In contrast, Ferdinand declares: “the strong’st suggestion / Our worser genius can, shall never melt / Mine honor into lust” (Shakespeare, 63). His will being tempered by active engagement in the world of vice and temptation, he has become accustomed to the possibility of honor turning into lust, in the need for active struggle against one’s “worser genius.” In this way, one can imagine Ferdinand as being more actually equipped to maintain his commitment to Miranda through his education of experience.
In summary: Sexist conceptions of virtue in Shakespeare’s time defined purity as the highest moral good for women. This attitudes leads to the confinement of women (ie. Miranda on her isolated island) to prevent them from being “led astray” in the real world. What Shakespeare and Montaigne recognize, however, is that this fear of moral impurity prevents the possibility of true virtue as the chosen and active life that strives to be good while surrounded by and engaging with the vices. Akin to a muscle that is developed by repeated activity and engagement, hiding from possible injury only means not training and strengthening said muscle. It is that brave new world we should all be supported in engaging with, despite its many risks. Only there will we find and form our best selves.
- Aristotle. Nicomachean Ethics, translated by W. D. Ross, 1924. http://classics.mit.edu/Aristotle/nicomachaen.html

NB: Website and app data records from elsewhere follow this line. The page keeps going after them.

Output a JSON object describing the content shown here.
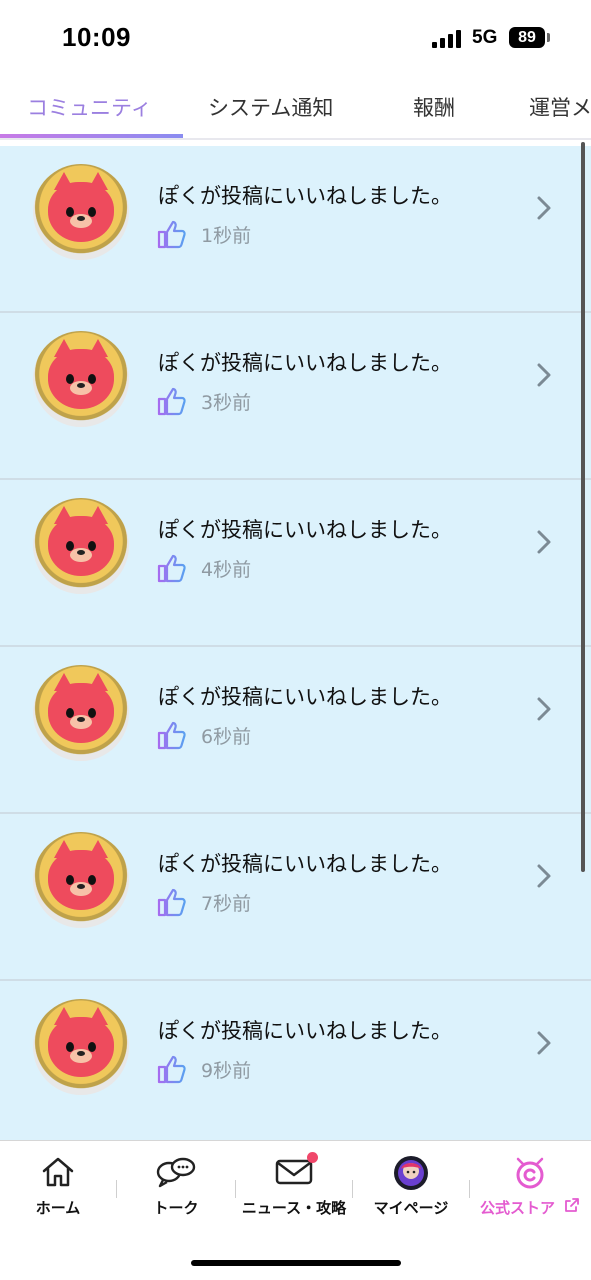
{
  "status_bar": {
    "time": "10:09",
    "network": "5G",
    "battery": "89"
  },
  "tabs": [
    {
      "label": "コミュニティ",
      "active": true
    },
    {
      "label": "システム通知",
      "active": false
    },
    {
      "label": "報酬",
      "active": false
    },
    {
      "label": "運営メ",
      "active": false
    }
  ],
  "notifications": [
    {
      "message": "ぽくが投稿にいいねしました。",
      "time": "1秒前"
    },
    {
      "message": "ぽくが投稿にいいねしました。",
      "time": "3秒前"
    },
    {
      "message": "ぽくが投稿にいいねしました。",
      "time": "4秒前"
    },
    {
      "message": "ぽくが投稿にいいねしました。",
      "time": "6秒前"
    },
    {
      "message": "ぽくが投稿にいいねしました。",
      "time": "7秒前"
    },
    {
      "message": "ぽくが投稿にいいねしました。",
      "time": "9秒前"
    }
  ],
  "bottom_nav": [
    {
      "label": "ホーム",
      "icon": "home-icon"
    },
    {
      "label": "トーク",
      "icon": "chat-icon"
    },
    {
      "label": "ニュース・攻略",
      "icon": "mail-icon",
      "badge": true
    },
    {
      "label": "マイページ",
      "icon": "avatar-icon"
    },
    {
      "label": "公式ストア",
      "icon": "store-icon"
    }
  ],
  "colors": {
    "accent": "#9b7fe0",
    "row_background": "#dcf2fc",
    "store": "#e45bd0",
    "badge": "#f0476a"
  }
}
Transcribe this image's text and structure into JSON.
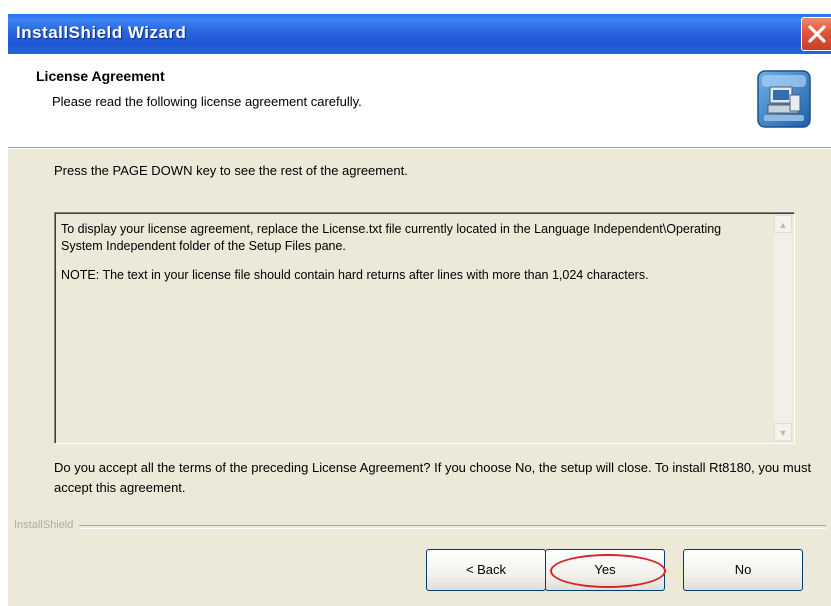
{
  "window": {
    "title": "InstallShield Wizard"
  },
  "header": {
    "title": "License Agreement",
    "subtitle": "Please read the following license agreement carefully."
  },
  "main": {
    "instruction": "Press the PAGE DOWN key to see the rest of the agreement.",
    "license_paragraphs": [
      "To display your license agreement, replace the License.txt file currently located in the Language Independent\\Operating System Independent folder of the Setup Files pane.",
      "NOTE: The text in your license file should contain hard returns after lines with more than 1,024 characters."
    ],
    "question": "Do you accept all the terms of the preceding License Agreement? If you choose No, the setup will close. To install Rt8180, you must accept this agreement."
  },
  "footer": {
    "brand": "InstallShield",
    "back_label": "< Back",
    "yes_label": "Yes",
    "no_label": "No"
  },
  "icons": {
    "close": "close-icon",
    "setup": "computer-setup-icon"
  },
  "colors": {
    "titlebar": "#2458d8",
    "dialog_bg": "#ece9d8",
    "highlight": "#d8232a"
  }
}
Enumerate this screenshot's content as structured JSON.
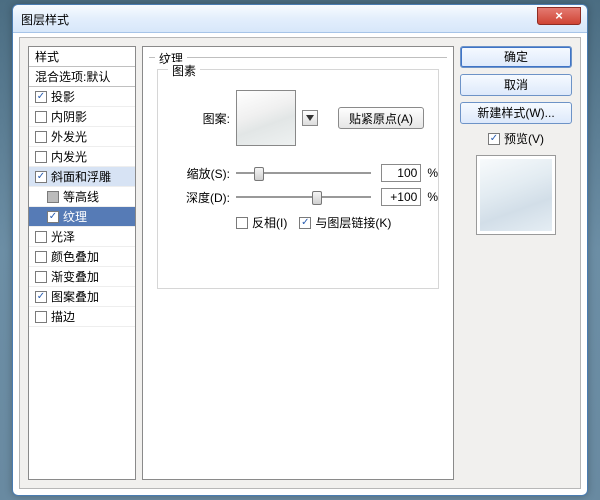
{
  "window": {
    "title": "图层样式",
    "close_glyph": "×"
  },
  "styles": {
    "header": "样式",
    "blend": "混合选项:默认",
    "items": [
      {
        "label": "投影",
        "checked": true
      },
      {
        "label": "内阴影",
        "checked": false
      },
      {
        "label": "外发光",
        "checked": false
      },
      {
        "label": "内发光",
        "checked": false
      },
      {
        "label": "斜面和浮雕",
        "checked": true,
        "group": true
      },
      {
        "label": "等高线",
        "checked": false,
        "sub": true
      },
      {
        "label": "纹理",
        "checked": true,
        "sub": true,
        "selected": true
      },
      {
        "label": "光泽",
        "checked": false
      },
      {
        "label": "颜色叠加",
        "checked": false
      },
      {
        "label": "渐变叠加",
        "checked": false
      },
      {
        "label": "图案叠加",
        "checked": true
      },
      {
        "label": "描边",
        "checked": false
      }
    ]
  },
  "texture": {
    "section": "纹理",
    "pattern": "图素",
    "pattern_label": "图案:",
    "snap": "贴紧原点(A)",
    "scale_label": "缩放(S):",
    "scale_value": "100",
    "depth_label": "深度(D):",
    "depth_value": "+100",
    "percent": "%",
    "invert": "反相(I)",
    "link": "与图层链接(K)",
    "invert_checked": false,
    "link_checked": true
  },
  "buttons": {
    "ok": "确定",
    "cancel": "取消",
    "new_style": "新建样式(W)...",
    "preview": "预览(V)"
  }
}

- Coleridge, Samuel Taylor. “Lecture IX,” In The Lectures of 1811-1812, The Tempest, edited by Robert Longbaum, pp. 106-119. Signet Classics, 1998.
- Kirsch, Arthur. “Virtue, Vice, and Compassion in Montaigne and The Tempest.” Studies in English Literature, 1500-1900, vol. 37, no. 2, [Rice University, Johns Hopkins University Press], 1997, pp. 337–52, https://doi.org/10.2307/450837.
- Longbaum, Robert. “Introduction.” The Tempest by William Shakespeare, Signet Classics, 1998, pp. lxiii-lxxvii.
- de Montaigne, Michel. “On Cruelty” or “Of Cruelty.” The Complete Essays of Montaigne, translated by Donald M. Frame, Stanford University Press, 1943.
- Shakespeare, William. The Tempest, edited by Robert Longbaum, Signet Classics, 1998.